However, since the Fool is a vacuum, a Zero can only make more zeros. Or something.

Just looked up Anaximenes and found this bit of info (via

"Anaximenes seems to have held that at one time everything was air. Air can be thought of as a kind of neutral stuff that is found everywhere, and is available to participate in physical processes. Natural forces constantly act on the air and transform it into other materials, which came together to form the organized world. In early Greek literature, air is associated with the soul (the breath of life) and Anaximenes may have thought of air as capable of directing its own development, as the soul controls the body (DK13B2 in the Diels-Kranz collection of Presocratic sources). Accordingly, he ascribed to air divine attributes."

So although Anaximene believed that Air made up everything, it does need something else ("natural forces") to transform it into other materials. Does the same apply to the Fool perhaps?

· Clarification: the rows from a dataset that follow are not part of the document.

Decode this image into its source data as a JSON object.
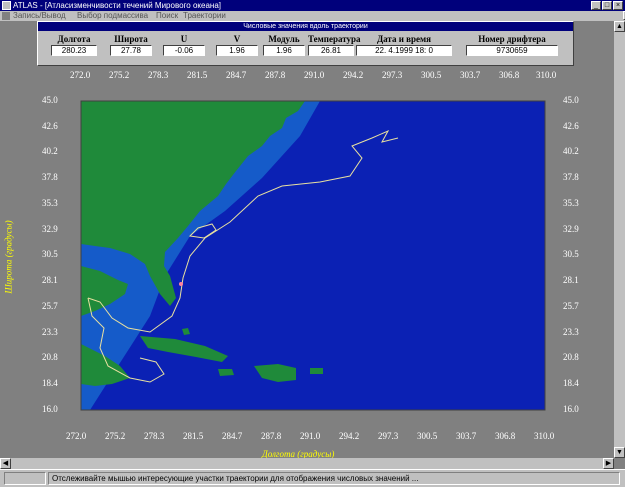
{
  "window": {
    "title": "ATLAS - [Атласизменчивости течений Мирового океана]",
    "min_glyph": "_",
    "max_glyph": "□",
    "close_glyph": "×"
  },
  "menu": {
    "items": [
      "Запись/Вывод",
      "Выбор подмассива",
      "Поиск",
      "Траектории"
    ]
  },
  "info_panel": {
    "title": "Числовые значения вдоль траектории",
    "columns": [
      {
        "label": "Долгота",
        "value": "280.23"
      },
      {
        "label": "Широта",
        "value": "27.78"
      },
      {
        "label": "U",
        "value": "-0.06"
      },
      {
        "label": "V",
        "value": "1.96"
      },
      {
        "label": "Модуль",
        "value": "1.96"
      },
      {
        "label": "Температура",
        "value": "26.81"
      },
      {
        "label": "Дата и время",
        "value": "22. 4.1999  18: 0"
      },
      {
        "label": "Номер дрифтера",
        "value": "9730659"
      }
    ]
  },
  "map": {
    "x_ticks": [
      "272.0",
      "275.2",
      "278.3",
      "281.5",
      "284.7",
      "287.8",
      "291.0",
      "294.2",
      "297.3",
      "300.5",
      "303.7",
      "306.8",
      "310.0"
    ],
    "y_ticks": [
      "45.0",
      "42.6",
      "40.2",
      "37.8",
      "35.3",
      "32.9",
      "30.5",
      "28.1",
      "25.7",
      "23.3",
      "20.8",
      "18.4",
      "16.0"
    ],
    "xlabel": "Долгота (градусы)",
    "ylabel": "Широта (градусы)",
    "colors": {
      "ocean_deep": "#0b21b4",
      "ocean_shelf": "#1a6fd0",
      "land": "#1f8a3a",
      "track": "#e8e0a0",
      "axis_title": "#ffff00"
    }
  },
  "status": {
    "message": "Отслеживайте мышью интересующие участки траектории для отображения числовых значений ..."
  }
}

I think the parallel Liber Legis discussion here, w/r/t Had/Nuit has relevance here.

It's the tension between vibration and particle, the transition from 0 to 1.

Of course, the more science learns, the more these concepts become reinforced by observation, i.e., to a great degree all "matter" is just a vibration, at varying frequencies, down to the atomic structure itself. Perhaps the fool is the motion itself, that which gives varying matter its character, yet not matter. This would fit with the broader traditional dialectic between Fool and Magus, with the former the spirit of imagination and possibility, possibly continuing to walk on air over the cliff, with the magus the spirit of definition and control over the elements.


This thread prompted some toughts..

The first paragraph, when AC connects the form of the letter Aleph to the plough, thus giving it phallic nature, take me abak.
To me The Fool never had sex so this reference to a phallic nature puzzled me.
But I managed (somehow) to make my mind around it with the next examples.

When I read Shin/Aeon/Fire and Mem/Hanged Man/Water, then I get Aleph /Fool/Air; Air being a "composed element" as Earth, and Earth being feminine, putting them on the Tetragrammaton, I see how the Fool can be seen as masculine.
With the next triad we apply the Tetragrammaton again and we have the Fool as the Son, so the "phallic" makes sense here too.
I can see (from behind the fog of my ignorance in alchemy) that Mercury (i take its Mercury associated to the Fool) is active and thus "masculine".
Raja, Sattvas and Tamo I don't know.. and I would be happy to get pointed to where I can learn about them.

Overall, following these examples, I must say that I have discovered aspects of the Fool I never looked at, probably cause I was looking at him as asexual, while now I think he is more bisexual.

The quabalistic association of the number 0 with the Veils of existence is a very important one in my understanding of the Fool.
The veils represent All that is possible, but yet it is not; because if this All was to be anything, it would be because one of the infinite possibilities has manifested, thus making impossible a number of alternative possibilities.
When this happens we have left the Veils and we are in the realm of Kether.

As DerNarr was pointing out, the idea of Nuit is also associated with the Veils and the infinity of All that may be, and for me it sheds more light on this aspect of the Fool.

The legends of the vulture brings back the idea or the Fool as ermaphrodite (yes, there definitely is sexual drive, only yet undefined). The archetype of the Fool expresses a level of reality where duality is not yet manifested.

In the last paragraph of the quote AC explains this very well: the tought of the masculine should always counterbalance the tought of the feminine, and vice-versa.
When we look at the Fool as the unnumbered card that enters, when needed, between any two cards, we see how he moves through the planes.
The energy expressed on the planes is masculine or feminine depending on what the Fool is dealing with: it is masculine when he activates the other card; feminine when he is on the receiving hand of the exchange of energy.

Indeed it takes a bit of time to acclimatize to this notion, but then it becomes reasonable enough. :)